The FAA announced that runway status lights (RWSL) are now operational at 20 large airports across the United States.
The lights, which are embedded in runways and taxiways, illuminate when conflicting traffic could make takeoffs, landings, and taxiing dangerous. Should sensor systems detect an issue, the lights turn red and provide a clear warning to pilots. While not a substitute for air traffic control clearances, the intent is to prevent runway and taxiway incursions, as well as alert pilots that a takeoff is unsafe.
Although the lights are automated, pilots still need an ATC clearance to enter, cross, or take off from a runway. Because the lights are directional and aimed at pilots, ATC personnel may not be able to see them
The RWSL system consists of two types of lights—runway entrance lights (REL) and takeoff hold lights (THL). The REL system automatically illuminates at all intersecting taxiways when an aircraft taking off reaches 30 knots on its takeoff run. The lights extinguish three to four seconds before the aircraft reaches an intersecting taxiway so that controllers, if the situation dictates, can apply what the FAA calls “anticipated separation” in order to move traffic more expeditiously if safety permits.
The RELs also illuminate when a landing aircraft is on a one-mile final. The timing of their illumination and extinguishing is adjustable by controllers. Lights extinguish when the landing aircraft is three to four seconds from arriving at an intersecting taxiway, until the aircraft slows to 80 knots. Once below 80 knots, any light arrays beyond 30 seconds of the aircraft’s travel extinguish. When below 34 knots, the REL lights go out at all intersecting runways.
THLs illuminate when an aircraft is in position to take off and encroaching aircraft or vehicles are detected. Once an aircraft or vehicle clears the runway, the lights go out. However, this does not constitute a clearance to take off.
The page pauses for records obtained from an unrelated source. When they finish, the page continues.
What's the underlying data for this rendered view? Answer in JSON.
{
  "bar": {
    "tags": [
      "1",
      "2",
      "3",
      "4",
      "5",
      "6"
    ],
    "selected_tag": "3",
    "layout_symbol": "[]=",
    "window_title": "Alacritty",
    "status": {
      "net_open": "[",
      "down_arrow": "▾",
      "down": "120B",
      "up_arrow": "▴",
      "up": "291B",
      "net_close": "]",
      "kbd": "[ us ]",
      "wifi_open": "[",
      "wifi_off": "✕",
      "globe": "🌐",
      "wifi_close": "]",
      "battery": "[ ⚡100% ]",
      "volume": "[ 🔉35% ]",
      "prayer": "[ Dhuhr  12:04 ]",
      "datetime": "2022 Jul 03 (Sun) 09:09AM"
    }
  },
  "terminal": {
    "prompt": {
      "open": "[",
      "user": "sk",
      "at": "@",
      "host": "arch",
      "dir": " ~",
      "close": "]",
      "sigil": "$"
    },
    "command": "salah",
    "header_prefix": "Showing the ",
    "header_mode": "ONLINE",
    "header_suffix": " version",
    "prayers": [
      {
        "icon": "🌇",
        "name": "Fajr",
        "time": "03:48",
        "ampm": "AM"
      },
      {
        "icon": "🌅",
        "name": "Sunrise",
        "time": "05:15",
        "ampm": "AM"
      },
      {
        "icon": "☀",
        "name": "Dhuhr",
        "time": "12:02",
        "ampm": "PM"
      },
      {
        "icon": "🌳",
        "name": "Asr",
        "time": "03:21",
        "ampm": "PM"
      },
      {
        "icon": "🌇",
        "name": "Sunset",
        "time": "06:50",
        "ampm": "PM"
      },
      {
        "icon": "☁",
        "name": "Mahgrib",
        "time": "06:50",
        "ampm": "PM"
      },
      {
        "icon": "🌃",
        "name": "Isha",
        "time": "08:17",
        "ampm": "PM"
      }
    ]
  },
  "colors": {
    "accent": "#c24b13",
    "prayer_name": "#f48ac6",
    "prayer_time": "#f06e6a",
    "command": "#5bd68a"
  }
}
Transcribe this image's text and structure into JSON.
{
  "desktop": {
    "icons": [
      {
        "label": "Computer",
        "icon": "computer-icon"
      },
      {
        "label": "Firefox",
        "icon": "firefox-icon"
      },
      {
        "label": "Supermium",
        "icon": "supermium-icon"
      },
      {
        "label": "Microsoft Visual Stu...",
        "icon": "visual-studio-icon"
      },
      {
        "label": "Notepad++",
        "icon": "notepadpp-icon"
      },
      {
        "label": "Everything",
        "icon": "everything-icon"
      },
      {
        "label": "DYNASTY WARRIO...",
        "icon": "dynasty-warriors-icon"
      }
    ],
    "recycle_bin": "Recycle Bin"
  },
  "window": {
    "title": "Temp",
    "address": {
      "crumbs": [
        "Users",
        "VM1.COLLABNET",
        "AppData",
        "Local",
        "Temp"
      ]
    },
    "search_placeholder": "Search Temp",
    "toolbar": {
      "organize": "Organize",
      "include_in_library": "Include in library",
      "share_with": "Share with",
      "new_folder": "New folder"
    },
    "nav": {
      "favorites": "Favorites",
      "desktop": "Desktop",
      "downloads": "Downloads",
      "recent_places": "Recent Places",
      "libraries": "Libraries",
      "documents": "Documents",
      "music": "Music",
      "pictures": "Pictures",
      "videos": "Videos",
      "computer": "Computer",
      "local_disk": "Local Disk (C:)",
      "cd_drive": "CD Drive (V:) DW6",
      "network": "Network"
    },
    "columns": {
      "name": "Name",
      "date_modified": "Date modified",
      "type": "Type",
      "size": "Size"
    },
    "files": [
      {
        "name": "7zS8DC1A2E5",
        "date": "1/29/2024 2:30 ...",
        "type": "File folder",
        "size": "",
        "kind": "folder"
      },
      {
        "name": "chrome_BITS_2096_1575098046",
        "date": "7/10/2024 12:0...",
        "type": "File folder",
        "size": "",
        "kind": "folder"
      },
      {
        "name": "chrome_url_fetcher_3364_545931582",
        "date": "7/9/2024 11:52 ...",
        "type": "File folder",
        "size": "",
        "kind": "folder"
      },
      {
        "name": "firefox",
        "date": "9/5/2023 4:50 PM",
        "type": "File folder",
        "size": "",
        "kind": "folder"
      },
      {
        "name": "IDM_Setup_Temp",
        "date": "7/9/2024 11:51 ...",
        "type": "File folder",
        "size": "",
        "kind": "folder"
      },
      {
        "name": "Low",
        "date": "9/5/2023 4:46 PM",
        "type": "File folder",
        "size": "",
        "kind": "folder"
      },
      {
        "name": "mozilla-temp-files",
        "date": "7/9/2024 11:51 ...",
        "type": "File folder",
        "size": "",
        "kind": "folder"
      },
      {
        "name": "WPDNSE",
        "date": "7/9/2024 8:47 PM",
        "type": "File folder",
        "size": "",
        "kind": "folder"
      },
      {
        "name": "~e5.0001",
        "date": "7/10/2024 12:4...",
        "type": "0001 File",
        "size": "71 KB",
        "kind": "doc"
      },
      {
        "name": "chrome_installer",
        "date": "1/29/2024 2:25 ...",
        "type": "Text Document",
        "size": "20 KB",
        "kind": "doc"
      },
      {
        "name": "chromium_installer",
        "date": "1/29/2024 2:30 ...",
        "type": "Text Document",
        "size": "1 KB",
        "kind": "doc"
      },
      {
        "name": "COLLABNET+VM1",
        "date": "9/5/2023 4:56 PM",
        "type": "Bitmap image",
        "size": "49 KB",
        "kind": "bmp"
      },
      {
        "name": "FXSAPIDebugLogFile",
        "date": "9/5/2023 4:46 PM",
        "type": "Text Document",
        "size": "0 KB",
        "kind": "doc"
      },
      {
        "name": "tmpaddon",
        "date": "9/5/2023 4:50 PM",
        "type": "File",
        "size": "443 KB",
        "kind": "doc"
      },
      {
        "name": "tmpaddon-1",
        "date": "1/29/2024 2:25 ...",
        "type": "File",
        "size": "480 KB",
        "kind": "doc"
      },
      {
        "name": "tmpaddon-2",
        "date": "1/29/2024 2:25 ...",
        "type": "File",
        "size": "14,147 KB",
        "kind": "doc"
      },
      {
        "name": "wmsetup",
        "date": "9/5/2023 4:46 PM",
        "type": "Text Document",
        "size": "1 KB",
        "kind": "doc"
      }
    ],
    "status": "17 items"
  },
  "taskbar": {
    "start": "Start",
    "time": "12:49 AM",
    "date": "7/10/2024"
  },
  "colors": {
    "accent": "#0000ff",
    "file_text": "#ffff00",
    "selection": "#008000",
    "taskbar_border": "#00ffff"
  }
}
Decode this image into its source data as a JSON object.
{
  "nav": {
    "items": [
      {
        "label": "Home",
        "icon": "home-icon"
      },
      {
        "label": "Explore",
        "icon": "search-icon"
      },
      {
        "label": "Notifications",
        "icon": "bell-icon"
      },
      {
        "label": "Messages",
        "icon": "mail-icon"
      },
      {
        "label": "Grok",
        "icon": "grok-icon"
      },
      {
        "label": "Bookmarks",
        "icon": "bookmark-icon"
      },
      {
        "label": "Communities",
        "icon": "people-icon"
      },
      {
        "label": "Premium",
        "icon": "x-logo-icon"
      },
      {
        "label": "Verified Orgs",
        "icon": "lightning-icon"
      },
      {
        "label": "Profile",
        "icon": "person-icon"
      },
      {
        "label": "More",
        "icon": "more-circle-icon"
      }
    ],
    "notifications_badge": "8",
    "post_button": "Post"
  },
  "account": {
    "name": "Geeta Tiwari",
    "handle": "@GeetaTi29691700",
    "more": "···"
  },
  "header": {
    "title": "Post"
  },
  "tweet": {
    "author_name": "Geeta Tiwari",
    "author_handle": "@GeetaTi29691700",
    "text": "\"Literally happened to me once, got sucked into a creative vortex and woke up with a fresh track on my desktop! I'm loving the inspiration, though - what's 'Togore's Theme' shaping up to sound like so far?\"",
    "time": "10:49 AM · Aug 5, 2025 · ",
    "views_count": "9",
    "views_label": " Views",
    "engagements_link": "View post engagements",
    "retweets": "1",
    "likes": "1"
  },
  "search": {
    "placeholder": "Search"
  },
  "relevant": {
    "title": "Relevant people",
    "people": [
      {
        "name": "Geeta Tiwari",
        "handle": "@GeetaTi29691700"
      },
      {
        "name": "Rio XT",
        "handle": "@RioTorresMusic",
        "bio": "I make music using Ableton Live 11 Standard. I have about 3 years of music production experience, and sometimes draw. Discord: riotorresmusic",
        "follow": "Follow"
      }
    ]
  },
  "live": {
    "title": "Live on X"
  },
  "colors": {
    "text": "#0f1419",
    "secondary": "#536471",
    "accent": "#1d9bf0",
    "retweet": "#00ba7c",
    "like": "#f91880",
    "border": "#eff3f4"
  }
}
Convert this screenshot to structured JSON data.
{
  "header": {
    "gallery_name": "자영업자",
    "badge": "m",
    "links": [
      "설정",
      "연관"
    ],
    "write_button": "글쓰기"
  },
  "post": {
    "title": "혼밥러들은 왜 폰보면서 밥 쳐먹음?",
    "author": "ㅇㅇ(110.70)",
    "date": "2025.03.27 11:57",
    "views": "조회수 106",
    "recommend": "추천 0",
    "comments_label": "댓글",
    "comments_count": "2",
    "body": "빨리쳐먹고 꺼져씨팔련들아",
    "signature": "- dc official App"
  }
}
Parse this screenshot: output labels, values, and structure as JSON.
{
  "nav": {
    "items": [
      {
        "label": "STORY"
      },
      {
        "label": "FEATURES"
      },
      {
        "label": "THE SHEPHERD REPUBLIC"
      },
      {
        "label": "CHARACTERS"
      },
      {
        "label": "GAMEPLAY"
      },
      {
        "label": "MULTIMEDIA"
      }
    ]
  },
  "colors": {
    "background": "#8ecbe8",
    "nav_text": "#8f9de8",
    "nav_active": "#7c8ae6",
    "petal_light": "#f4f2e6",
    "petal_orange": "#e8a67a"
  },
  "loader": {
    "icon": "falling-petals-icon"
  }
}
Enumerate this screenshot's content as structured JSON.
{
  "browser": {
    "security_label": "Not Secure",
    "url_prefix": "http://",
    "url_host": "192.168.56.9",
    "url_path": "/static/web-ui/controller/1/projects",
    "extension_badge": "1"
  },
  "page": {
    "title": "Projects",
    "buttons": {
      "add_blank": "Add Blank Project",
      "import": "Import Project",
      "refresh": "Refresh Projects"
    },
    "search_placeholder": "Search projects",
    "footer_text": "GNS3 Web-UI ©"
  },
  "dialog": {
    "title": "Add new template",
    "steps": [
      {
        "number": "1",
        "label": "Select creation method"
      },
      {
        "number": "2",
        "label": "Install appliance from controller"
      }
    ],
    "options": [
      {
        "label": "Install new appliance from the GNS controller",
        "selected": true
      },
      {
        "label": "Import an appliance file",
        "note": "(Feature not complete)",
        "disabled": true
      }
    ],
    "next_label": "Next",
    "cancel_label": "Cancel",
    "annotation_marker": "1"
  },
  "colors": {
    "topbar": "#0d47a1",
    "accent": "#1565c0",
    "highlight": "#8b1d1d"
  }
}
That must still be issued by ATC.
For additional information, including photos, videos, airport diagrams, and system descriptions, visit the FAA website.